    As a result of the mere murmur of slowing QE the most shocking action last week was in the Treasury market. The 10 yr. ended Friday at 2.54%, this was a rise of .40 basis points or so and nearly equal to the rise in yield for all of May. May if you recall was the month where the Fed lost about $115 billion on their bond holdings (certainly far more if they had to mark the non-Treasuries to market). The volatility was staggering and without a doubt there are now some dead institutions out there because of how fast and violent the move was. There is $200 trillion outstanding in interest rate derivatives. This past week alone, these contracts on average probably moved more than 5% in value. This would indicate a movement of maybe $10 trillion (with a T) worth of net change from one side to the other in less than 5 days. Do you really believe that this type of “wins and losses” could have occurred without someone, probably “many one’s” becoming insolvent? The Fed only purports to have $65 billion of equity capital, in between May 1 and now their portfolio has dropped nearly $250 billion. Is this “insolvent?” Yes it is but they have the ability to run the presses so not to worry I guess?

  4. Dave, I start to feel that $1000 will be breached in the summer. Summer is usually the slow period for gold and silver. Indian farmers focus on farming not buying gold. The demand in China is often comparatively low in summer. This is a perfect time to rig the gold market because if you hammer the price low in summer, you won't worry about creating huge demand for physical. Bullion banks often target key supports and psychological levels. $1000 will be an ideal target. Hedge funds and other momentum traders have recently started to short gold in the down trend. Last Thursday, prices moved sharply but open interest increased.
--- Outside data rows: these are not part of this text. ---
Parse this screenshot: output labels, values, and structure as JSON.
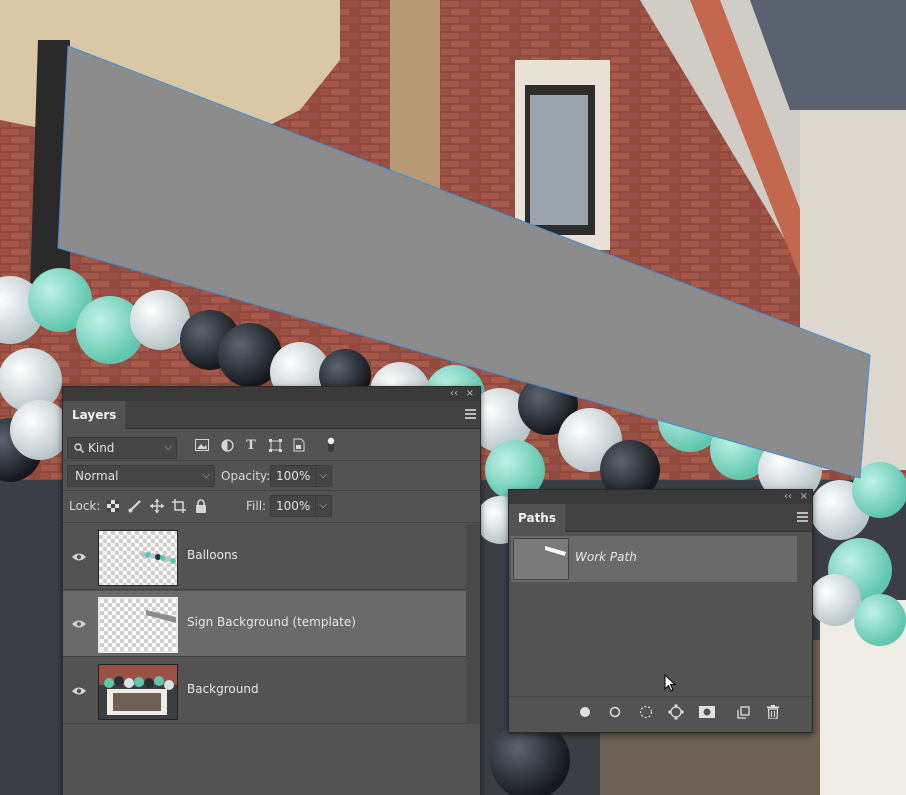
{
  "canvas": {
    "sign_fill": "#8c8c8c",
    "path_color": "#3d8fd6"
  },
  "layers_panel": {
    "collapse_label": "‹‹",
    "close_label": "×",
    "tab_label": "Layers",
    "filter": {
      "value": "Kind"
    },
    "blend_mode": "Normal",
    "opacity_label": "Opacity:",
    "opacity_value": "100%",
    "lock_label": "Lock:",
    "fill_label": "Fill:",
    "fill_value": "100%",
    "filter_icons": [
      "image-filter-icon",
      "adjustment-filter-icon",
      "type-filter-icon",
      "shape-filter-icon",
      "smart-object-filter-icon",
      "filter-toggle-icon"
    ],
    "lock_icons": [
      "lock-transparent-pixels-icon",
      "lock-image-pixels-icon",
      "lock-position-icon",
      "lock-artboard-icon",
      "lock-all-icon"
    ],
    "layers": [
      {
        "name": "Balloons",
        "visible": true,
        "selected": false
      },
      {
        "name": "Sign Background (template)",
        "visible": true,
        "selected": true
      },
      {
        "name": "Background",
        "visible": true,
        "selected": false
      }
    ]
  },
  "paths_panel": {
    "collapse_label": "‹‹",
    "close_label": "×",
    "tab_label": "Paths",
    "paths": [
      {
        "name": "Work Path"
      }
    ],
    "footer_icons": [
      "fill-path-icon",
      "stroke-path-icon",
      "load-as-selection-icon",
      "make-work-path-icon",
      "add-mask-icon",
      "new-path-icon",
      "delete-path-icon"
    ]
  },
  "colors": {
    "panel_bg": "#535353",
    "selected_row": "#6a6a6a"
  }
}
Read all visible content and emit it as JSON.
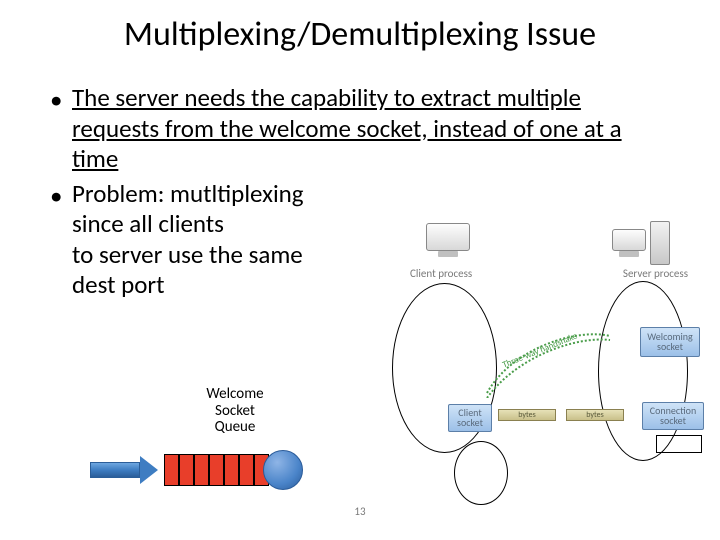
{
  "title": "Multiplexing/Demultiplexing Issue",
  "bullets": {
    "b1": "The server needs the capability to extract multiple requests from the welcome socket, instead of one at a time",
    "b2_l1": "Problem: mutltiplexing",
    "b2_l2": "since all clients",
    "b2_l3": "to server use the same",
    "b2_l4": "dest port"
  },
  "queue": {
    "label_l1": "Welcome",
    "label_l2": "Socket",
    "label_l3": "Queue"
  },
  "diagram": {
    "client_process": "Client process",
    "server_process": "Server process",
    "welcoming_socket": "Welcoming socket",
    "client_socket": "Client socket",
    "connection_socket": "Connection socket",
    "bytes1": "bytes",
    "bytes2": "bytes",
    "handshake": "Three-way handshake"
  },
  "page_number": "13"
}
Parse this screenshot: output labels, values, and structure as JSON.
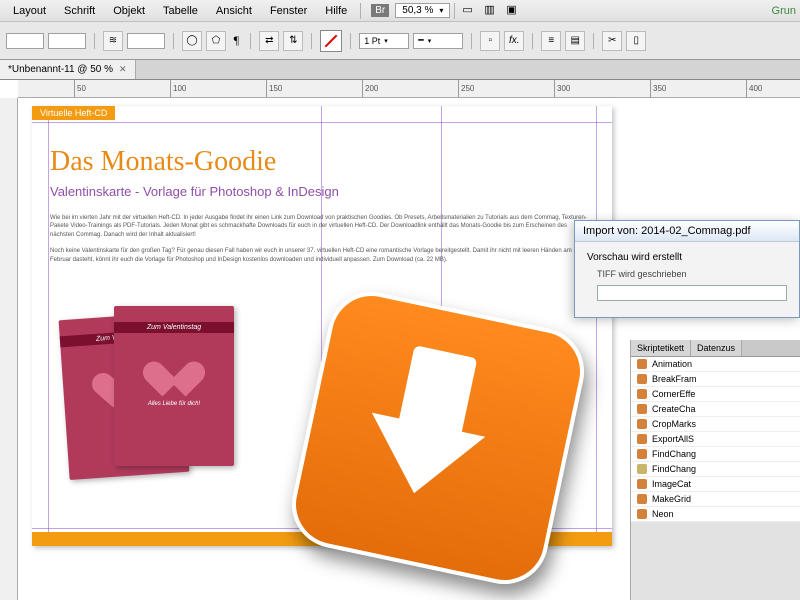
{
  "menu": {
    "layout": "Layout",
    "schrift": "Schrift",
    "objekt": "Objekt",
    "tabelle": "Tabelle",
    "ansicht": "Ansicht",
    "fenster": "Fenster",
    "hilfe": "Hilfe",
    "br": "Br",
    "zoom": "50,3 %",
    "grun": "Grun"
  },
  "opt": {
    "stroke_weight": "1 Pt"
  },
  "doctab": {
    "title": "*Unbenannt-11 @ 50 %"
  },
  "ruler": {
    "t50": "50",
    "t100": "100",
    "t150": "150",
    "t200": "200",
    "t250": "250",
    "t300": "300",
    "t350": "350",
    "t400": "400"
  },
  "page": {
    "tag": "Virtuelle Heft-CD",
    "headline": "Das Monats-Goodie",
    "subhead": "Valentinskarte - Vorlage für Photoshop & InDesign",
    "para1": "Wie bei im vierten Jahr mit der virtuellen Heft-CD. In jeder Ausgabe findet ihr einen Link zum Download von praktischen Goodies. Ob Presets, Arbeitsmaterialien zu Tutorials aus dem Commag, Texturen-Pakete Video-Trainings als PDF-Tutorials. Jeden Monat gibt es schmackhafte Downloads für euch in der virtuellen Heft-CD. Der Downloadlink enthällt das Monats-Goodie bis zum Erscheinen des nächsten Commag. Danach wird der Inhalt aktualisiert!",
    "para2": "Noch keine Valentinskarte für den großen Tag? Für genau diesen Fall haben wir euch in unserer 37. virtuellen Heft-CD eine romantische Vorlage bereitgestellt. Damit ihr nicht mit leeren Händen am 14. Februar dasteht, könnt ihr euch die Vorlage für Photoshop und InDesign kostenlos downloaden und individuell anpassen. Zum Download (ca. 22 MB).",
    "card_ribbon1": "Zum Valentin…",
    "card_ribbon2": "Zum Valentinstag",
    "card_foot": "Alles Liebe für dich!"
  },
  "dialog": {
    "title": "Import von: 2014-02_Commag.pdf",
    "line1": "Vorschau wird erstellt",
    "line2": "TIFF wird geschrieben"
  },
  "panel": {
    "tab1": "Skriptetikett",
    "tab2": "Datenzus",
    "scripts": [
      "Animation",
      "BreakFram",
      "CornerEffe",
      "CreateCha",
      "CropMarks",
      "ExportAllS",
      "FindChang",
      "FindChang",
      "ImageCat",
      "MakeGrid",
      "Neon"
    ]
  }
}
If I were the cartel, I would create more downside and break the 1000 level to trap more speculative shorts before starting a massive short squeeze.

    1. Maybe. Who knows. The last two years gold started a move higher in the middle of the summer. Not sure I agree China has seasonality. Right now China alone is importing an amount equal to the monthly global mined supply.

      Right now the HUI sell-off top to bottom is almost as bad as 2008 - not quite. The rGold metric is .76 - the lowest in the 13 yr bull market. In 2008 it down to .81. Anything in the low .90's is usually a very strong buy.

    2. I agree with commenter Anonymous that China has seasonality. I'm Chinese and live in Shanghai at the moment. According to my observation and chat with some jewellers, summer seems to be a slow season. Strong demands are often seen in autumn and winter because there are a lot of holidays and festivals: Mid-autumn festival(Sept/Oct), National Day(Oct 1-7) Halloween(You read that right. Younger generations have become more westernised so they celebrate Halloween), Christmas, New Year's Day, Chinese New Year(Jan/Feb) and Valentine's Day. Summer is too hot for going outdoors. 37C (98F) is common and 40C (104F) is not rare. Besides that, there is almost no national holiday or festival. Of course, big movement in gold price can change the whole picture. Besides that, banks sell most of the gold bars and more and more people have started buying gold online. Therefore, my observation is not necessarily the whole picture.
      Finally, you can read the annual reports of Shanghai Gold Exchange to get some idea of the Chinese gold market.

    3. Sure, there may be seasonality to jewelry consumption, but not Central Bank accumulation

  5. Dave, shame on you for even mentioning any talking head "gurus" on CNBC. They should run this disclaimer scroll along the bottom of the screen: "Advice given on this program may be harmful to your financial health."

    CNBC = "Cramer Nonsense and Bullshit Channel"

  6. Anyone that makes consistent money trading focuses on that - Trading, NOT SELLING newsletters. I have subscribed and read many newsletters over the years. None of them consistently make money. The real money they make is from subscriptions. Notice how few ever offer historical returns? That says it all.

    1. Agreed - Gartman's Trader Disclosure: Long "The Gartman Letter" in US Dollar terms.